Excellent and groundbreaking novel, constantly in print since first in 1959. Three sections: postapocalyptic North America, 26th century, after the "simplification," and deep in a dark age; 600 years later, when "memorabilia" faithfully preserved in an isolated monastery becomes the seed for the resurrection of lost information and technology; and 600 years after that, when... Well, ya just gotta read it!
A Canticle for Leibowitz is a cautionary tale set in a post apocalyptic America which emphasizes the adage that those who fail to learn history are doomed to repeat it. This book is actually three separate stories but all very much related and important for understanding the message of the book. The first story is probably the most popular and interesting of the three, which relates the tale of a monk in the New Mexico desert many years after a nuclear war has happened and the great lengths his order goes through to preserve knowledge. The second story takes place years later but relates to the things that the monks had done. The third story takes place perhaps a century or more later and is probably the most important part of the book and also somewhat less interesting and hard to follow, but once you understand what the third part is about, it brings the story full circle and delivers the final message that the author is trying to express. Shocking and poignant, A Canticle for Leibowitz is a true classic science fiction novel that should be read by pretty much everyone interested in the genre. 5/5 Stars.
I stumbled across this book in college and was blown away. Reading it again almost twenty years later, I found it hadn't lost any of its impact. I'm going to recommend it to my book club when my turn comes round again. The characters are real; their situation, though dated at points, is hauntingly affecting; their decisions, though not the ones I might have made in their place, ring true for them. The writing is sharp and lucid throughout.

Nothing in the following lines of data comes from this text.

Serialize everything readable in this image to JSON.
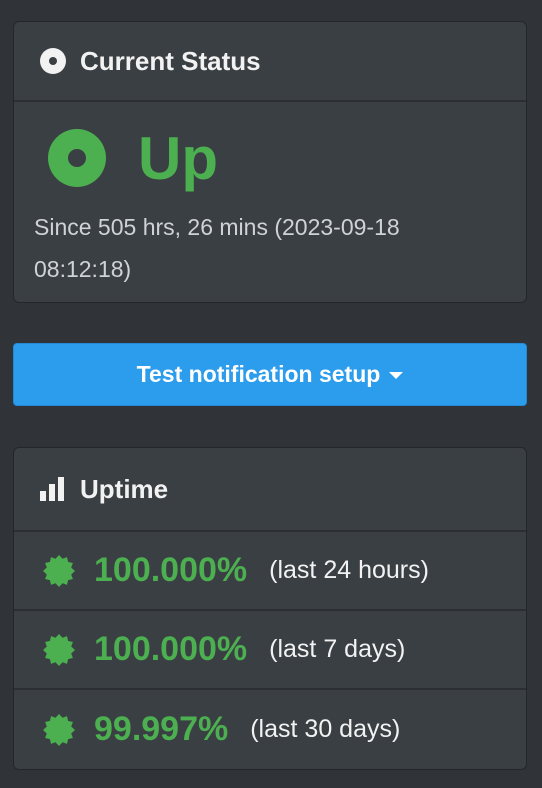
{
  "current_status": {
    "title": "Current Status",
    "status": "Up",
    "since_line1": "Since 505 hrs, 26 mins (2023-09-18",
    "since_line2": "08:12:18)",
    "status_color": "#4caf50"
  },
  "test_button": {
    "label": "Test notification setup"
  },
  "uptime": {
    "title": "Uptime",
    "rows": [
      {
        "percent": "100.000%",
        "period": "(last 24 hours)"
      },
      {
        "percent": "100.000%",
        "period": "(last 7 days)"
      },
      {
        "percent": "99.997%",
        "period": "(last 30 days)"
      }
    ]
  },
  "colors": {
    "background": "#303438",
    "card": "#3a3f43",
    "accent": "#2c9cec",
    "success": "#4caf50"
  }
}
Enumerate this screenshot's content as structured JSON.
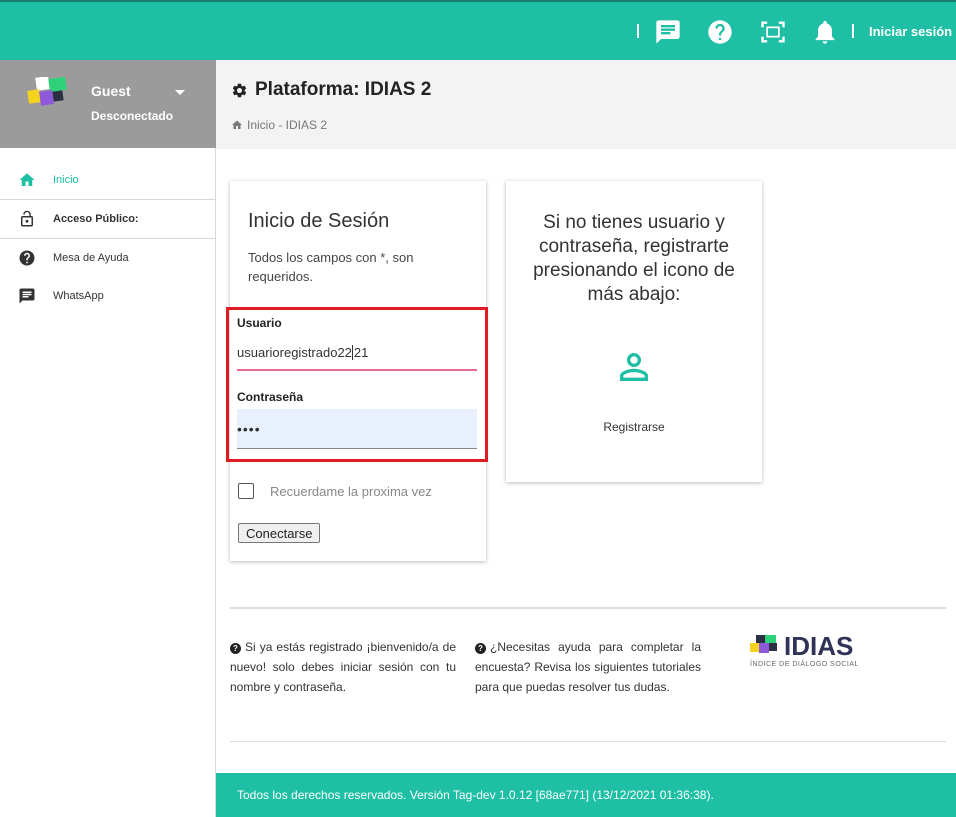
{
  "topbar": {
    "accent_color": "#1ebfa5",
    "icons": [
      "chat-icon",
      "help-icon",
      "fullscreen-icon",
      "bell-icon"
    ],
    "login_label": "Iniciar sesión"
  },
  "sidebar": {
    "user": {
      "name": "Guest",
      "status": "Desconectado"
    },
    "items": [
      {
        "label": "Inicio",
        "icon": "home-icon"
      },
      {
        "label": "Acceso Público:",
        "icon": "lock-icon"
      },
      {
        "label": "Mesa de Ayuda",
        "icon": "help-icon"
      },
      {
        "label": "WhatsApp",
        "icon": "chat-icon"
      }
    ]
  },
  "header": {
    "title": "Plataforma: IDIAS 2",
    "breadcrumb": "Inicio - IDIAS 2"
  },
  "login": {
    "title": "Inicio de Sesión",
    "note": "Todos los campos con *, son requeridos.",
    "username_label": "Usuario",
    "username_value_before_caret": "usuarioregistrado22",
    "username_value_after_caret": "21",
    "password_label": "Contraseña",
    "password_value": "••••",
    "remember_label": "Recuerdame la proxima vez",
    "submit_label": "Conectarse"
  },
  "register": {
    "text": "Si no tienes usuario y contraseña, registrarte presionando el icono de más abajo:",
    "label": "Registrarse"
  },
  "info": {
    "left": "Si ya estás registrado ¡bienvenido/a de nuevo! solo debes iniciar sesión con tu nombre y contraseña.",
    "right": "¿Necesitas ayuda para completar la encuesta? Revisa los siguientes tutoriales para que puedas resolver tus dudas."
  },
  "brand": {
    "name": "IDIAS",
    "subtitle": "ÍNDICE DE DIÁLOGO SOCIAL"
  },
  "footer": {
    "text": "Todos los derechos reservados. Versión Tag-dev 1.0.12 [68ae771] (13/12/2021 01:36:38)."
  }
}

Sadly, I've learned that in the time between my two readings of this book, the author--who never wrote another novel after this--took his own life (a tragedy further compounded by the anti-suicide argument that takes up the last third of the book).
This is science fiction, but science fiction like 1984 or Brave New World. To break out of the (unfortunate but undeniable) science fiction ghetto, this book deserves to be filed under Classics.
Fascinating, futuristic novel depicting the rebirth of humanity and society after the earth's devastation. The Library Journal calls it "exciting, imaginative," and "unconditionally recommended."
It's considered a science fiction classic, and I'd agree that at least two thirds of this book is a pretty good story, concerning the preservation of knowledge in a post-apocalyptic world. It's inventive and interesting to read. But I found the last third to be verbose, convoluted, and self-important, and I couldn't bring myself to care one way or another about the end.